September 2, 2010
The University of Chicago’s new center in Beijing hosted its first academic conference two weeks before its official opening on Sept. 15. The Conference on Novel Quantum States in Condensed Matter brought together approximately 100 physicists from China, Korea, Japan and the United States Sept. 1 to 3.
“China is becoming an important global player and is growing very quickly in science and technology,” said Woowon Kang, professor in physics at UChicago. “This is a good opportunity for the University to build relationships and become an active player in Asia.”

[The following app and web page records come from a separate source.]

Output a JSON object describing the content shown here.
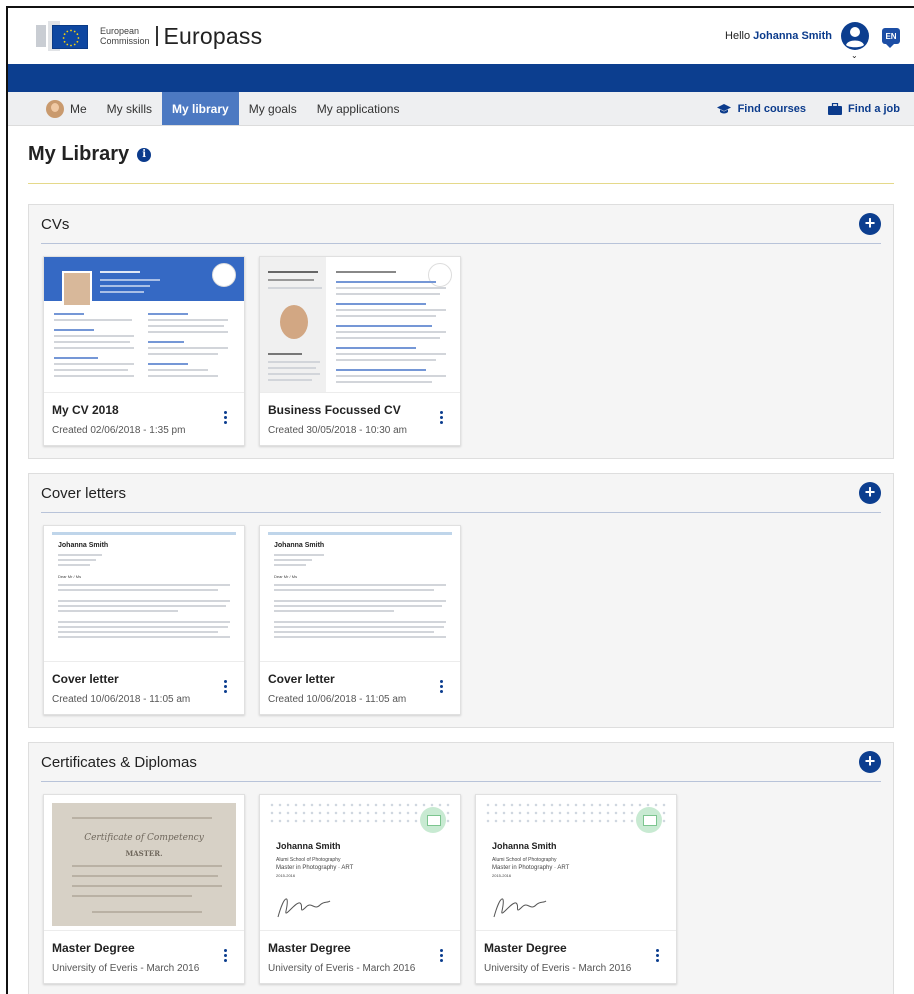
{
  "header": {
    "ec_line1": "European",
    "ec_line2": "Commission",
    "app_name": "Europass",
    "hello_prefix": "Hello",
    "user_name": "Johanna Smith",
    "lang": "EN"
  },
  "nav": {
    "items": [
      {
        "label": "Me"
      },
      {
        "label": "My skills"
      },
      {
        "label": "My library",
        "active": true
      },
      {
        "label": "My goals"
      },
      {
        "label": "My applications"
      }
    ],
    "find_courses": "Find courses",
    "find_job": "Find a job"
  },
  "page": {
    "title": "My Library"
  },
  "sections": {
    "cvs": {
      "title": "CVs",
      "add": "+",
      "cards": [
        {
          "title": "My CV 2018",
          "sub": "Created 02/06/2018 - 1:35 pm"
        },
        {
          "title": "Business Focussed CV",
          "sub": "Created 30/05/2018 - 10:30 am"
        }
      ]
    },
    "letters": {
      "title": "Cover letters",
      "add": "+",
      "cards": [
        {
          "title": "Cover letter",
          "sub": "Created 10/06/2018 - 11:05 am"
        },
        {
          "title": "Cover letter",
          "sub": "Created 10/06/2018 - 11:05 am"
        }
      ],
      "thumb": {
        "name": "Johanna Smith",
        "p1": "Dear Mr / Ms"
      }
    },
    "certs": {
      "title": "Certificates & Diplomas",
      "add": "+",
      "cards": [
        {
          "title": "Master Degree",
          "sub": "University of Everis - March 2016"
        },
        {
          "title": "Master Degree",
          "sub": "University of Everis - March 2016"
        },
        {
          "title": "Master Degree",
          "sub": "University of Everis - March 2016"
        }
      ],
      "thumb": {
        "name": "Johanna Smith",
        "school": "Alumi School of Photography",
        "degree": "Master in Photography · ART",
        "years": "2015-2016",
        "parch_title": "Certificate of Competency",
        "parch_sub": "MASTER."
      }
    }
  },
  "colors": {
    "brand_blue": "#0c3e8f",
    "nav_active": "#4c79c2",
    "title_rule": "#e5d98a"
  }
}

The conference was sponsored by UChicago and the Materials Research Science and Engineering Center (MRSEC). Conference co–organizers Kang, Paul Wiegmann, Ilya Gruzberg and Cheng Chin are all members of the UChicago MRSEC. Among the scientists attending the conference was 1957 Nobel laureate and UChicago alumnus Chen Ning Yang, PhD’48. Now 88, Yang still conducts research and publishes his papers online.
Wiegmann, professor in physics, is connected to a network of Chinese scientists working at universities in China, Hong Kong and the United States. Once he proposed the conference to his Chinese colleagues, “They met the idea with enthusiasm, and wheels started rolling,” he said.
The UChicago team has received assistance in organizing the conference from the Chinese Academy of Science, China’s Institute of Physics, Fudan University, Peking University, Tsinghua University, the University of Science and Technology, and the University of Hong Kong.
Wiegmann has visited China several times in recent years, as has Chin, a native of Taiwan.
Kang and Gruzberg made their first visits to mainland China for the conference.
Gruzberg wanted to learn more about Chinese culture, politics and long history for professional reasons. “I would like to meet physicists from China for potential collaboration in the future, as well as to establish a reliable source of student exchange and recruitment,” he said.
Conference presentations covered a variety of topics involving novel quantum states in materials and cold atomic gases, which have potential technological applications. “They are all very exciting, new directions in materials research,” said Chin, associate professor in physics.
Some of these lines of research evolved separately but have begun to converge in recent years. Scientists pursuing different specialties are discovering that they have been studying the same phenomena from different points of view, Chin said.
“When we go to the fundamental level, we start to identify symmetries—the so–called universality, meaning that different systems can be described by the same general laws and properties,” Chin said.
Kang anticipated that topological phenomena (involving mathematical descriptions of objects’ shapes) would emerge as one theme that will bring together physicists of various stripes at the conference.
“It turns out that certain materials in nature have a built–in topological structure, which manifests for a reason that’s not quite clear,” Kang said. He and other physicists are confronting the question of whether this structure can be harnessed for quantum computing, a theoretical concept that if realized would dwarf modern computational capabilities.
“It’s a tremendous problem that we’re working very hard on,” he said.